(Lauwerys and Hoet, 2001). Smokers excrete more cadmium than non-smokers
and their Cd-U is on average 1.5-fold higher than for non-smokers.
provides a relative barrier, protecting the foetus against cadmium
exposure. Cadmium can cross the placenta but at a low rate (Trottier et
al.,2002; Lauwerys et al.,1978; Lagerkvist et al.,1992).
Cadmium is not
known to undergo any direct metabolic conversion such as oxidation,
reduction or alkylation. The cadmium (Cd2+) ion does bind to
anionic groups (especially sulfhydryl groups) in proteins and other
molecules (Nordberg et al.,1985). Plasma cadmium circulates
primarily bound to metallothionein and albumin (Foulkes and Blanck,
1990; Roberts and Clark, 1988).
is excreted very slowly, with urinary and fecal pathways being
approximately equal in quantity (< 0.02% of the total body burden per
day) (Kjellström et al.,1985). It accumulates over many
years, mainly in the renal cortex and to a smaller extent in the liver
and lung. The biologic half-life of cadmium has been estimated to be
between 10 to 30 years in kidney and 4.7 to 9.7 years in liver (Ellis et
al.,1985). The half-life in both organs is markedly reduced with the
onset of renal toxicity when tubule loss of cadmium is accelerated. The
total cadmium body burden reaches about 30 mg by the age of 30.
methods for either Cd-B or Cd-U are often used rather than airborne
measurements because they integrate all possible sources of occupational
and environmental exposures (e. g. digestive exposure at the workplace,
tobacco smoking and diet). In addition, since cadmium is a cumulative
toxicant, a measure of the body burden (i. e. Cd-U) is the most
appropriate exposure parameter for conducting risk assessments. In
workers with substantial cadmium exposure (i. e. Cd-U > 3μg/g
creatinine), 30 years exposure to 50μg/m³
of cadmium would lead to a Cd-U of 3μg/g
Information on Registered Substances comes from registration dossiers which have been assigned a registration number. The assignment of a registration number does however not guarantee that the information in the dossier is correct or that the dossier is compliant with Regulation (EC) No 1907/2006 (the REACH Regulation). This information has not been reviewed or verified by the Agency or any other authority. The content is subject to change without prior notice.Reproduction or further distribution of this information may be subject to copyright protection. Use of the information without obtaining the permission from the owner(s) of the respective information might violate the rights of the owner.

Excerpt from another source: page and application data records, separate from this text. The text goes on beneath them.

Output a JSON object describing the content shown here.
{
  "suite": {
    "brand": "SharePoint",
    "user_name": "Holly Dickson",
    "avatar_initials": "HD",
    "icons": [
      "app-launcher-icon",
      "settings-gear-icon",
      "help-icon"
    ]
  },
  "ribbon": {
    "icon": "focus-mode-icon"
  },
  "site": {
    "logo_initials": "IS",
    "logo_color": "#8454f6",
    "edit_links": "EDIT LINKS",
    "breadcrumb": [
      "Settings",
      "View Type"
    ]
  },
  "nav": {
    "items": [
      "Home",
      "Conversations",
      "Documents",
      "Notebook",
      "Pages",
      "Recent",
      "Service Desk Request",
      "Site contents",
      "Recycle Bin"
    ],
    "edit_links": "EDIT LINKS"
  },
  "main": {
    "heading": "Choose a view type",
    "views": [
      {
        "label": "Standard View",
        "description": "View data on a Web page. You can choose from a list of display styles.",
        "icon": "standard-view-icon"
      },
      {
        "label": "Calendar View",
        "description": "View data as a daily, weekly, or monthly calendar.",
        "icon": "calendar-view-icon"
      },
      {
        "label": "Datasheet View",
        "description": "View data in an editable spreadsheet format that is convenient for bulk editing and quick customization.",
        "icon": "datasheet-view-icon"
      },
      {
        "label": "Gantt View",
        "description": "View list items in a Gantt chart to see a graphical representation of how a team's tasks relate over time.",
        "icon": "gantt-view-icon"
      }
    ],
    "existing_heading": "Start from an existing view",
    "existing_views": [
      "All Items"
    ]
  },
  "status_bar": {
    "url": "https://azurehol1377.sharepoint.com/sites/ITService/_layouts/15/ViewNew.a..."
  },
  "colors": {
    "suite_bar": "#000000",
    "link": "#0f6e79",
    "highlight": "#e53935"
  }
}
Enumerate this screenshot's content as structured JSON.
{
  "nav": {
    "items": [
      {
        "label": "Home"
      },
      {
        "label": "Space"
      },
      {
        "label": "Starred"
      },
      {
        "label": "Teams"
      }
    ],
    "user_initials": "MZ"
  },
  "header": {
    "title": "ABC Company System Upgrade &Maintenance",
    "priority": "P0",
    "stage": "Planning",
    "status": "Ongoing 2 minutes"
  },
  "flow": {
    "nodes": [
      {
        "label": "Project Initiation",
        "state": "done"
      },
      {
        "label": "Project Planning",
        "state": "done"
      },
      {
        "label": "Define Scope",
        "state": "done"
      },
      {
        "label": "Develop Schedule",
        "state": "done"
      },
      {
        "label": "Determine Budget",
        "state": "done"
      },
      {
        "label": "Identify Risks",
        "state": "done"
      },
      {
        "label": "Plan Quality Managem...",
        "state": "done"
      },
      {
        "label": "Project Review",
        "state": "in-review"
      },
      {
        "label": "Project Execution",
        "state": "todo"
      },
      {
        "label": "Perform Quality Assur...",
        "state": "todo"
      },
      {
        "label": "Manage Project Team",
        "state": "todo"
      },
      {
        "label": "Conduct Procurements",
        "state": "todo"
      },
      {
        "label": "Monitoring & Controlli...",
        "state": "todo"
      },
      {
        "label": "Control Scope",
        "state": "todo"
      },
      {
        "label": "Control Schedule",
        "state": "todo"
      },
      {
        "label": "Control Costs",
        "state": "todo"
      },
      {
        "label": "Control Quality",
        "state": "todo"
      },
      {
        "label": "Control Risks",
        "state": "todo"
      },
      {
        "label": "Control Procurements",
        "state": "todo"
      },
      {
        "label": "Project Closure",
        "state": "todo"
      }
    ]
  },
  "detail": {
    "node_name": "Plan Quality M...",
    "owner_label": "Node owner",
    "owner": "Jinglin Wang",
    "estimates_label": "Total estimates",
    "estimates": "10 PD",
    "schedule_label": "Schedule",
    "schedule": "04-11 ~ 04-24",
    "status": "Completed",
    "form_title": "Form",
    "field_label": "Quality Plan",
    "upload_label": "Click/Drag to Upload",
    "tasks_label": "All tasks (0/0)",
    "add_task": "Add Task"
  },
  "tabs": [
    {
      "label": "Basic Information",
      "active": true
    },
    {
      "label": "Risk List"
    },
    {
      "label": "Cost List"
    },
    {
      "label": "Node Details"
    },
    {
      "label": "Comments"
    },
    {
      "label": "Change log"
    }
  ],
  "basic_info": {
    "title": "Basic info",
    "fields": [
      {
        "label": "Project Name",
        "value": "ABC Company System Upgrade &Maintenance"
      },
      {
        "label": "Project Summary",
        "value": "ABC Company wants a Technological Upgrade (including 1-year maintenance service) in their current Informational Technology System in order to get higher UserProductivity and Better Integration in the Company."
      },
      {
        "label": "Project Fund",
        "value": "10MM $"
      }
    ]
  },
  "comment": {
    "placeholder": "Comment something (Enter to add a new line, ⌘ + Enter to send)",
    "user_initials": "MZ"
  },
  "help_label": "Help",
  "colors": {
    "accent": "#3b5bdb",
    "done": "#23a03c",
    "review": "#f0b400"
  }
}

Welcome to the ECHA website. This site is not fully supported in Internet Explorer 7 (and earlier versions). Please upgrade your Internet Explorer to a newer version.
Do not show this message again